Input for this task:
_ _ _
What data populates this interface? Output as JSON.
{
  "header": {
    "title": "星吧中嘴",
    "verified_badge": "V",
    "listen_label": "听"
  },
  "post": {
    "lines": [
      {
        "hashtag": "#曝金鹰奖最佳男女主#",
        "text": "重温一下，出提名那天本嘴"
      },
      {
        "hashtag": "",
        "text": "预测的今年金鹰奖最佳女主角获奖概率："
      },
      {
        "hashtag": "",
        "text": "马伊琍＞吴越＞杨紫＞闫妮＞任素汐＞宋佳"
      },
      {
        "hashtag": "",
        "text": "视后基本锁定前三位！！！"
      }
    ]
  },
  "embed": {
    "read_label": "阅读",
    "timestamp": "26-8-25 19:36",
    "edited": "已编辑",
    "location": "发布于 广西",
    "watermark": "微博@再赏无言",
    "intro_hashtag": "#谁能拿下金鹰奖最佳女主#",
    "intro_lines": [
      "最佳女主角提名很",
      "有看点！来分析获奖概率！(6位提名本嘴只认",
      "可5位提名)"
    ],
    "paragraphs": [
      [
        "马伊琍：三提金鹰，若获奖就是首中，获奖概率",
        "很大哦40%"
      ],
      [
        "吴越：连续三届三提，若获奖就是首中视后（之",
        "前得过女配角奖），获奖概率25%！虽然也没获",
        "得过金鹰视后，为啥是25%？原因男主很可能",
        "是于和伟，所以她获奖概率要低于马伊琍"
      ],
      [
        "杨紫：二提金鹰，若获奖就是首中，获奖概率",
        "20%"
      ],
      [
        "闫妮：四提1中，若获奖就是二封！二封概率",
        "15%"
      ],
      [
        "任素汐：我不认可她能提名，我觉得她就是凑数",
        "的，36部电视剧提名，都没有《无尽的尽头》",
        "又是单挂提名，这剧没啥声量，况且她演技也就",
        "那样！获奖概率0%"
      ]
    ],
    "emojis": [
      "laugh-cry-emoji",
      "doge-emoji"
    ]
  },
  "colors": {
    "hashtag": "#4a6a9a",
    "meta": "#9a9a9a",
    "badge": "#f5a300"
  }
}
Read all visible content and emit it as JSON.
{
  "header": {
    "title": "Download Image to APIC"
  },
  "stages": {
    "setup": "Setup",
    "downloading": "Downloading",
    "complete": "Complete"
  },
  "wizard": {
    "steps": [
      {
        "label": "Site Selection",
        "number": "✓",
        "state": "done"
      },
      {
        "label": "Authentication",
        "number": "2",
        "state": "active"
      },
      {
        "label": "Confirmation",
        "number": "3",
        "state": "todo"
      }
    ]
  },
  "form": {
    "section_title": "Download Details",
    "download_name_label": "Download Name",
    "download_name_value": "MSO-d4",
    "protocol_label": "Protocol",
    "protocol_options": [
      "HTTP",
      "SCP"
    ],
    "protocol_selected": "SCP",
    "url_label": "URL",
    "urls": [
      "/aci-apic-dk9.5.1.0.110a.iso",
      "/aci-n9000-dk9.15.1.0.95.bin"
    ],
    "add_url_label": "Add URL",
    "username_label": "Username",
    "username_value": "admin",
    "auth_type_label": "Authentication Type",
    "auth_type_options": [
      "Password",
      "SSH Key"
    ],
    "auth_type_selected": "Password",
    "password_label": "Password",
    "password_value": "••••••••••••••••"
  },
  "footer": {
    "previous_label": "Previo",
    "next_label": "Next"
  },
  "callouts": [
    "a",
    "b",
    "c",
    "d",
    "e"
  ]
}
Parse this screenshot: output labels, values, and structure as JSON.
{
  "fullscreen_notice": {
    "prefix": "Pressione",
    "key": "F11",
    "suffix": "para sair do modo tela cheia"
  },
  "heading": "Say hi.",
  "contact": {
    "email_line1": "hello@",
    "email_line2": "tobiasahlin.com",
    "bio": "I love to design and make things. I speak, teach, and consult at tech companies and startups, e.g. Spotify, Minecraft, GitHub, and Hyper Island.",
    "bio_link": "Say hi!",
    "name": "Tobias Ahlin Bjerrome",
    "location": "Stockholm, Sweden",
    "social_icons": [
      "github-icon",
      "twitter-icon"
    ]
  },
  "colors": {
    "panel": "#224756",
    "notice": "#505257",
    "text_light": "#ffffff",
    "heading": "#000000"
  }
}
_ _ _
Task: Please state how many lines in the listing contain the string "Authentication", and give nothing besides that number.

Solution to the exercise: 2